Required action → Each line of the data below should be restated exactly, with images left out.
____
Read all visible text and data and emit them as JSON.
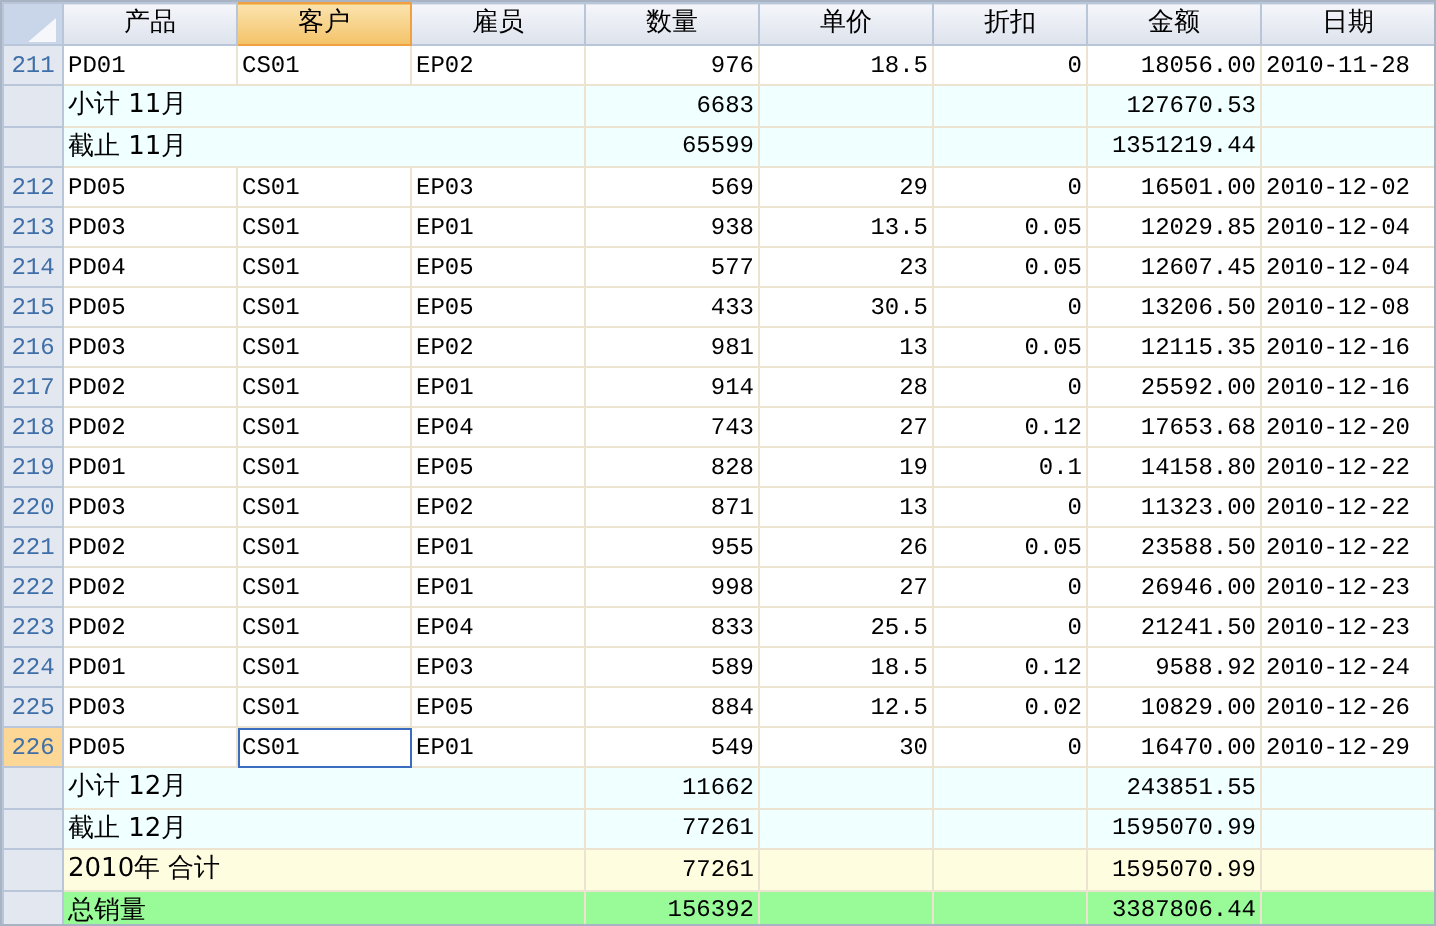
{
  "columns": [
    {
      "label": "产品",
      "selected": false
    },
    {
      "label": "客户",
      "selected": true
    },
    {
      "label": "雇员",
      "selected": false
    },
    {
      "label": "数量",
      "selected": false
    },
    {
      "label": "单价",
      "selected": false
    },
    {
      "label": "折扣",
      "selected": false
    },
    {
      "label": "金额",
      "selected": false
    },
    {
      "label": "日期",
      "selected": false
    }
  ],
  "rows": [
    {
      "kind": "data",
      "number": "211",
      "selected": false,
      "cells": [
        "PD01",
        "CS01",
        "EP02",
        "976",
        "18.5",
        "0",
        "18056.00",
        "2010-11-28"
      ]
    },
    {
      "kind": "subtotal",
      "label": "小计 11月",
      "quantity": "6683",
      "amount": "127670.53"
    },
    {
      "kind": "cumulative",
      "label": "截止 11月",
      "quantity": "65599",
      "amount": "1351219.44"
    },
    {
      "kind": "data",
      "number": "212",
      "selected": false,
      "cells": [
        "PD05",
        "CS01",
        "EP03",
        "569",
        "29",
        "0",
        "16501.00",
        "2010-12-02"
      ]
    },
    {
      "kind": "data",
      "number": "213",
      "selected": false,
      "cells": [
        "PD03",
        "CS01",
        "EP01",
        "938",
        "13.5",
        "0.05",
        "12029.85",
        "2010-12-04"
      ]
    },
    {
      "kind": "data",
      "number": "214",
      "selected": false,
      "cells": [
        "PD04",
        "CS01",
        "EP05",
        "577",
        "23",
        "0.05",
        "12607.45",
        "2010-12-04"
      ]
    },
    {
      "kind": "data",
      "number": "215",
      "selected": false,
      "cells": [
        "PD05",
        "CS01",
        "EP05",
        "433",
        "30.5",
        "0",
        "13206.50",
        "2010-12-08"
      ]
    },
    {
      "kind": "data",
      "number": "216",
      "selected": false,
      "cells": [
        "PD03",
        "CS01",
        "EP02",
        "981",
        "13",
        "0.05",
        "12115.35",
        "2010-12-16"
      ]
    },
    {
      "kind": "data",
      "number": "217",
      "selected": false,
      "cells": [
        "PD02",
        "CS01",
        "EP01",
        "914",
        "28",
        "0",
        "25592.00",
        "2010-12-16"
      ]
    },
    {
      "kind": "data",
      "number": "218",
      "selected": false,
      "cells": [
        "PD02",
        "CS01",
        "EP04",
        "743",
        "27",
        "0.12",
        "17653.68",
        "2010-12-20"
      ]
    },
    {
      "kind": "data",
      "number": "219",
      "selected": false,
      "cells": [
        "PD01",
        "CS01",
        "EP05",
        "828",
        "19",
        "0.1",
        "14158.80",
        "2010-12-22"
      ]
    },
    {
      "kind": "data",
      "number": "220",
      "selected": false,
      "cells": [
        "PD03",
        "CS01",
        "EP02",
        "871",
        "13",
        "0",
        "11323.00",
        "2010-12-22"
      ]
    },
    {
      "kind": "data",
      "number": "221",
      "selected": false,
      "cells": [
        "PD02",
        "CS01",
        "EP01",
        "955",
        "26",
        "0.05",
        "23588.50",
        "2010-12-22"
      ]
    },
    {
      "kind": "data",
      "number": "222",
      "selected": false,
      "cells": [
        "PD02",
        "CS01",
        "EP01",
        "998",
        "27",
        "0",
        "26946.00",
        "2010-12-23"
      ]
    },
    {
      "kind": "data",
      "number": "223",
      "selected": false,
      "cells": [
        "PD02",
        "CS01",
        "EP04",
        "833",
        "25.5",
        "0",
        "21241.50",
        "2010-12-23"
      ]
    },
    {
      "kind": "data",
      "number": "224",
      "selected": false,
      "cells": [
        "PD01",
        "CS01",
        "EP03",
        "589",
        "18.5",
        "0.12",
        "9588.92",
        "2010-12-24"
      ]
    },
    {
      "kind": "data",
      "number": "225",
      "selected": false,
      "cells": [
        "PD03",
        "CS01",
        "EP05",
        "884",
        "12.5",
        "0.02",
        "10829.00",
        "2010-12-26"
      ]
    },
    {
      "kind": "data",
      "number": "226",
      "selected": true,
      "cells": [
        "PD05",
        "CS01",
        "EP01",
        "549",
        "30",
        "0",
        "16470.00",
        "2010-12-29"
      ]
    },
    {
      "kind": "subtotal",
      "label": "小计 12月",
      "quantity": "11662",
      "amount": "243851.55"
    },
    {
      "kind": "cumulative",
      "label": "截止 12月",
      "quantity": "77261",
      "amount": "1595070.99"
    },
    {
      "kind": "year_total",
      "label": "2010年 合计",
      "quantity": "77261",
      "amount": "1595070.99"
    },
    {
      "kind": "grand_total",
      "label": "总销量",
      "quantity": "156392",
      "amount": "3387806.44"
    }
  ]
}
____
Answer space →
Read all visible text and data and emit them as JSON.
{
  "columns": [
    {
      "label": "产品",
      "selected": false
    },
    {
      "label": "客户",
      "selected": true
    },
    {
      "label": "雇员",
      "selected": false
    },
    {
      "label": "数量",
      "selected": false
    },
    {
      "label": "单价",
      "selected": false
    },
    {
      "label": "折扣",
      "selected": false
    },
    {
      "label": "金额",
      "selected": false
    },
    {
      "label": "日期",
      "selected": false
    }
  ],
  "rows": [
    {
      "kind": "data",
      "number": "211",
      "selected": false,
      "cells": [
        "PD01",
        "CS01",
        "EP02",
        "976",
        "18.5",
        "0",
        "18056.00",
        "2010-11-28"
      ]
    },
    {
      "kind": "subtotal",
      "label": "小计 11月",
      "quantity": "6683",
      "amount": "127670.53"
    },
    {
      "kind": "cumulative",
      "label": "截止 11月",
      "quantity": "65599",
      "amount": "1351219.44"
    },
    {
      "kind": "data",
      "number": "212",
      "selected": false,
      "cells": [
        "PD05",
        "CS01",
        "EP03",
        "569",
        "29",
        "0",
        "16501.00",
        "2010-12-02"
      ]
    },
    {
      "kind": "data",
      "number": "213",
      "selected": false,
      "cells": [
        "PD03",
        "CS01",
        "EP01",
        "938",
        "13.5",
        "0.05",
        "12029.85",
        "2010-12-04"
      ]
    },
    {
      "kind": "data",
      "number": "214",
      "selected": false,
      "cells": [
        "PD04",
        "CS01",
        "EP05",
        "577",
        "23",
        "0.05",
        "12607.45",
        "2010-12-04"
      ]
    },
    {
      "kind": "data",
      "number": "215",
      "selected": false,
      "cells": [
        "PD05",
        "CS01",
        "EP05",
        "433",
        "30.5",
        "0",
        "13206.50",
        "2010-12-08"
      ]
    },
    {
      "kind": "data",
      "number": "216",
      "selected": false,
      "cells": [
        "PD03",
        "CS01",
        "EP02",
        "981",
        "13",
        "0.05",
        "12115.35",
        "2010-12-16"
      ]
    },
    {
      "kind": "data",
      "number": "217",
      "selected": false,
      "cells": [
        "PD02",
        "CS01",
        "EP01",
        "914",
        "28",
        "0",
        "25592.00",
        "2010-12-16"
      ]
    },
    {
      "kind": "data",
      "number": "218",
      "selected": false,
      "cells": [
        "PD02",
        "CS01",
        "EP04",
        "743",
        "27",
        "0.12",
        "17653.68",
        "2010-12-20"
      ]
    },
    {
      "kind": "data",
      "number": "219",
      "selected": false,
      "cells": [
        "PD01",
        "CS01",
        "EP05",
        "828",
        "19",
        "0.1",
        "14158.80",
        "2010-12-22"
      ]
    },
    {
      "kind": "data",
      "number": "220",
      "selected": false,
      "cells": [
        "PD03",
        "CS01",
        "EP02",
        "871",
        "13",
        "0",
        "11323.00",
        "2010-12-22"
      ]
    },
    {
      "kind": "data",
      "number": "221",
      "selected": false,
      "cells": [
        "PD02",
        "CS01",
        "EP01",
        "955",
        "26",
        "0.05",
        "23588.50",
        "2010-12-22"
      ]
    },
    {
      "kind": "data",
      "number": "222",
      "selected": false,
      "cells": [
        "PD02",
        "CS01",
        "EP01",
        "998",
        "27",
        "0",
        "26946.00",
        "2010-12-23"
      ]
    },
    {
      "kind": "data",
      "number": "223",
      "selected": false,
      "cells": [
        "PD02",
        "CS01",
        "EP04",
        "833",
        "25.5",
        "0",
        "21241.50",
        "2010-12-23"
      ]
    },
    {
      "kind": "data",
      "number": "224",
      "selected": false,
      "cells": [
        "PD01",
        "CS01",
        "EP03",
        "589",
        "18.5",
        "0.12",
        "9588.92",
        "2010-12-24"
      ]
    },
    {
      "kind": "data",
      "number": "225",
      "selected": false,
      "cells": [
        "PD03",
        "CS01",
        "EP05",
        "884",
        "12.5",
        "0.02",
        "10829.00",
        "2010-12-26"
      ]
    },
    {
      "kind": "data",
      "number": "226",
      "selected": true,
      "cells": [
        "PD05",
        "CS01",
        "EP01",
        "549",
        "30",
        "0",
        "16470.00",
        "2010-12-29"
      ]
    },
    {
      "kind": "subtotal",
      "label": "小计 12月",
      "quantity": "11662",
      "amount": "243851.55"
    },
    {
      "kind": "cumulative",
      "label": "截止 12月",
      "quantity": "77261",
      "amount": "1595070.99"
    },
    {
      "kind": "year_total",
      "label": "2010年 合计",
      "quantity": "77261",
      "amount": "1595070.99"
    },
    {
      "kind": "grand_total",
      "label": "总销量",
      "quantity": "156392",
      "amount": "3387806.44"
    }
  ]
}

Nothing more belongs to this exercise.